Poker is a card game that requires a lot of patience. It can be very rewarding, especially if you stick with it for the long haul. While luck does play a big part in poker, you can control how much of it plays a role by learning strategies and practicing your game.
There are several different poker games, but they all involve betting and forming a hand based on the cards that you have. The goal is to win the pot at the end of each betting round. The pot is the sum of all the bets placed by players in the current hand.
To begin a hand, each player must first place an ante. Then, they must decide whether to call a bet made by the player to their left, raise it, or drop. If they choose to raise, they must put in as many chips as the player before them.
If you want to improve your poker game, practice playing with people who are experienced and know what they’re doing. Watching them and playing with them will help you develop quick instincts. You’ll also be able to learn more about the game and how different people play it. You can also watch professional poker players on television and try to mimic their style.
Regardless of which game you’re playing, it’s important to always do a good job shuffling the deck before each hand. This will ensure that the cards are mixed up and you don’t have any duplicates. Also, make sure to cut the deck multiple times to get a random distribution of the cards.
Some poker games require players to make a blind bet before they are dealt any cards. These bets can either replace the ante or be in addition to it. In some cases, players may also be required to raise their bets on certain occasions, such as if they have a strong hand.
There are a variety of different poker hands that you can form, but the highest hand wins the pot. A pair of matching cards is the simplest hand, while a full house has three matching cards of one rank and two matching cards of another rank. A straight has five consecutive cards of the same suit. High cards break ties if no other hand has the same rank or higher.
To become a better poker player, you must be able to read other players and their tells.
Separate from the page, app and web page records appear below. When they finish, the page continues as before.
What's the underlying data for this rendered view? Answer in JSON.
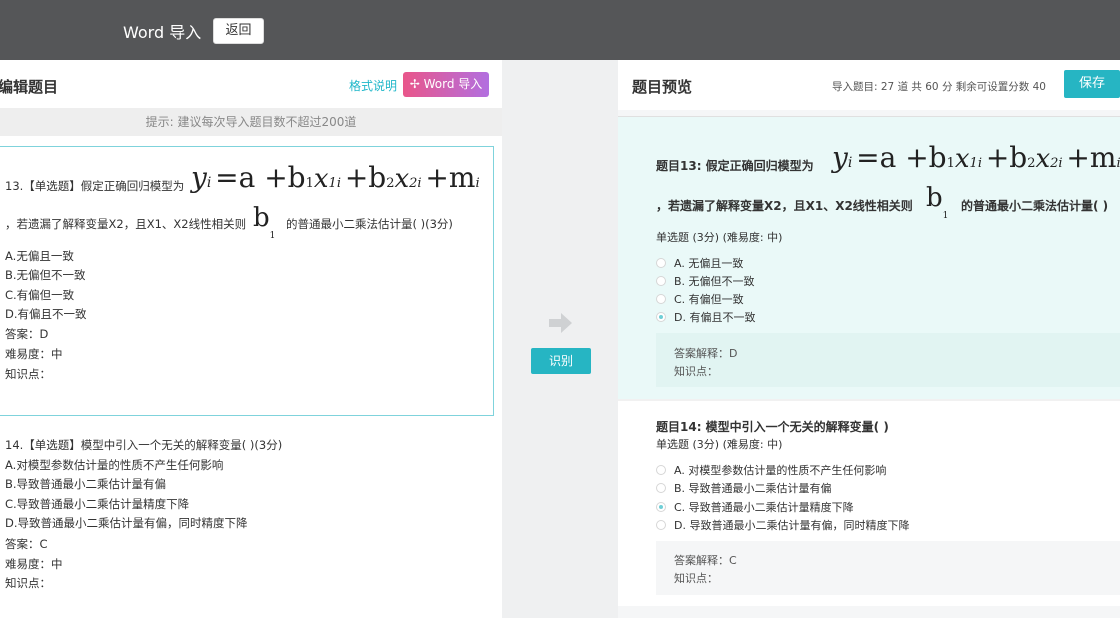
{
  "topbar": {
    "title": "Word 导入",
    "back_label": "返回"
  },
  "editor": {
    "title": "编辑题目",
    "format_link": "格式说明",
    "word_import_label": "Word 导入",
    "hint": "提示: 建议每次导入题目数不超过200道",
    "q13": {
      "line1_prefix": "13.【单选题】假定正确回归模型为",
      "line2_a": "，若遗漏了解释变量X2，且X1、X2线性相关则",
      "line2_b": "的普通最小二乘法估计量( )(3分)",
      "options": [
        "A.无偏且一致",
        "B.无偏但不一致",
        "C.有偏但一致",
        "D.有偏且不一致"
      ],
      "answer": "答案：D",
      "difficulty": "难易度：中",
      "knowledge": "知识点："
    },
    "q14": {
      "line1": "14.【单选题】模型中引入一个无关的解释变量( )(3分)",
      "options": [
        "A.对模型参数估计量的性质不产生任何影响",
        "B.导致普通最小二乘估计量有偏",
        "C.导致普通最小二乘估计量精度下降",
        "D.导致普通最小二乘估计量有偏，同时精度下降"
      ],
      "answer": "答案：C",
      "difficulty": "难易度：中",
      "knowledge": "知识点："
    }
  },
  "middle": {
    "recognize_label": "识别"
  },
  "preview": {
    "title": "题目预览",
    "info": "导入题目: 27 道 共 60 分 剩余可设置分数 40",
    "save_label": "保存",
    "q13": {
      "title_prefix": "题目13:  假定正确回归模型为",
      "line2_a": "，若遗漏了解释变量X2，且X1、X2线性相关则",
      "line2_b": "的普通最小二乘法估计量( )",
      "meta": "单选题 (3分) (难易度: 中)",
      "options": [
        "A. 无偏且一致",
        "B. 无偏但不一致",
        "C. 有偏但一致",
        "D. 有偏且不一致"
      ],
      "selected": 3,
      "explanation": "答案解释：D",
      "knowledge": "知识点："
    },
    "q14": {
      "title": "题目14:  模型中引入一个无关的解释变量( )",
      "meta": "单选题 (3分) (难易度: 中)",
      "options": [
        "A. 对模型参数估计量的性质不产生任何影响",
        "B. 导致普通最小二乘估计量有偏",
        "C. 导致普通最小二乘估计量精度下降",
        "D. 导致普通最小二乘估计量有偏，同时精度下降"
      ],
      "selected": 2,
      "explanation": "答案解释：C",
      "knowledge": "知识点："
    }
  },
  "formula": {
    "y": "y",
    "y_sub": "i",
    "eq": "=a +b",
    "b1": "1",
    "x1": "x",
    "x1_sub": "1i",
    "plus2": "+b",
    "b2": "2",
    "x2": "x",
    "x2_sub": "2i",
    "plus3": "+",
    "m": "m",
    "m_sub": "i",
    "b_big": "b",
    "b_big_sub": "1"
  },
  "colors": {
    "accent": "#26b5c3",
    "topbar": "#555658",
    "word_gradient_start": "#e9568a",
    "word_gradient_end": "#b26fe0"
  }
}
These are often subtle and hard to spot, but you can learn to pick up on them over time. For example, a player who fiddles with their chips or looks at their watch is likely holding a weak hand.
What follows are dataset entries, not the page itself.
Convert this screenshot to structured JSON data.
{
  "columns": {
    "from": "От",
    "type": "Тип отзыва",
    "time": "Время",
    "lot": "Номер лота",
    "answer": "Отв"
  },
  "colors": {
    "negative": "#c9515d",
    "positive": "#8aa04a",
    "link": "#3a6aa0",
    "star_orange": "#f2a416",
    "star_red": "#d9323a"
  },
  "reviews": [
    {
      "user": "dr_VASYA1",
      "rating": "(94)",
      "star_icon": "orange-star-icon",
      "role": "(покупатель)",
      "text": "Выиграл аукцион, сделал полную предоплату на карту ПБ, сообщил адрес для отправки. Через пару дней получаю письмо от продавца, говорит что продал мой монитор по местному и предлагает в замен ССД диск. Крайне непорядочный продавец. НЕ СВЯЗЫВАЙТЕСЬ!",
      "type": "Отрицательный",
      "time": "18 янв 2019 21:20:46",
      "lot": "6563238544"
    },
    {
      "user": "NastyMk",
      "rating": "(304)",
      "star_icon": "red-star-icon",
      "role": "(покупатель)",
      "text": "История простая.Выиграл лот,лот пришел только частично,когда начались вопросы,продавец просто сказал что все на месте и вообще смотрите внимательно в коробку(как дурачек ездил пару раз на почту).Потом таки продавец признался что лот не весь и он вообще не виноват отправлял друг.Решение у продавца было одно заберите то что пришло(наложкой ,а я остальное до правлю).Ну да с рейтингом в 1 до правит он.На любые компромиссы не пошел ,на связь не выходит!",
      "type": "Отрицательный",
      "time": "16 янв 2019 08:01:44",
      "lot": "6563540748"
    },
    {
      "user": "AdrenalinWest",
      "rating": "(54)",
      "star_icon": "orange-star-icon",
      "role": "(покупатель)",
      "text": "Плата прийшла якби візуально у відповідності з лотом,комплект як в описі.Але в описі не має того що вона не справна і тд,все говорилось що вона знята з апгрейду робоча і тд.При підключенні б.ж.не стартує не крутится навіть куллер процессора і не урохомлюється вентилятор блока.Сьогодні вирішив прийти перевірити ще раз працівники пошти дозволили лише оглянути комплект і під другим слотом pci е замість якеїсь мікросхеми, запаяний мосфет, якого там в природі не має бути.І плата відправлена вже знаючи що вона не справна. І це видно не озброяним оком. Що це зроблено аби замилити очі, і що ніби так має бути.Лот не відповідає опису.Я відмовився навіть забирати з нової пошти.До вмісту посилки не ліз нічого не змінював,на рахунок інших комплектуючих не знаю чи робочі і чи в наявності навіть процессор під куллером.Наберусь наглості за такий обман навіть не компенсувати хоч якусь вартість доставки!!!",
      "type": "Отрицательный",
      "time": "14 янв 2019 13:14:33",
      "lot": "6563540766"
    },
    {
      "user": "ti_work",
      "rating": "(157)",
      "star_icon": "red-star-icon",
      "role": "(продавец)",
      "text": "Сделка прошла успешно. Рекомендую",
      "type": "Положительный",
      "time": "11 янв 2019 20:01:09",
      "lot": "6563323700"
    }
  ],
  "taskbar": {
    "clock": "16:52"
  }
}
You can also practice reading other players by watching their bet sizes and position. This will allow you to take advantage of their mistakes and make better decisions at the table. It’s also important to learn how to read other players’ body language. This will help you determine how much they are bluffing and when they’re making a good hand.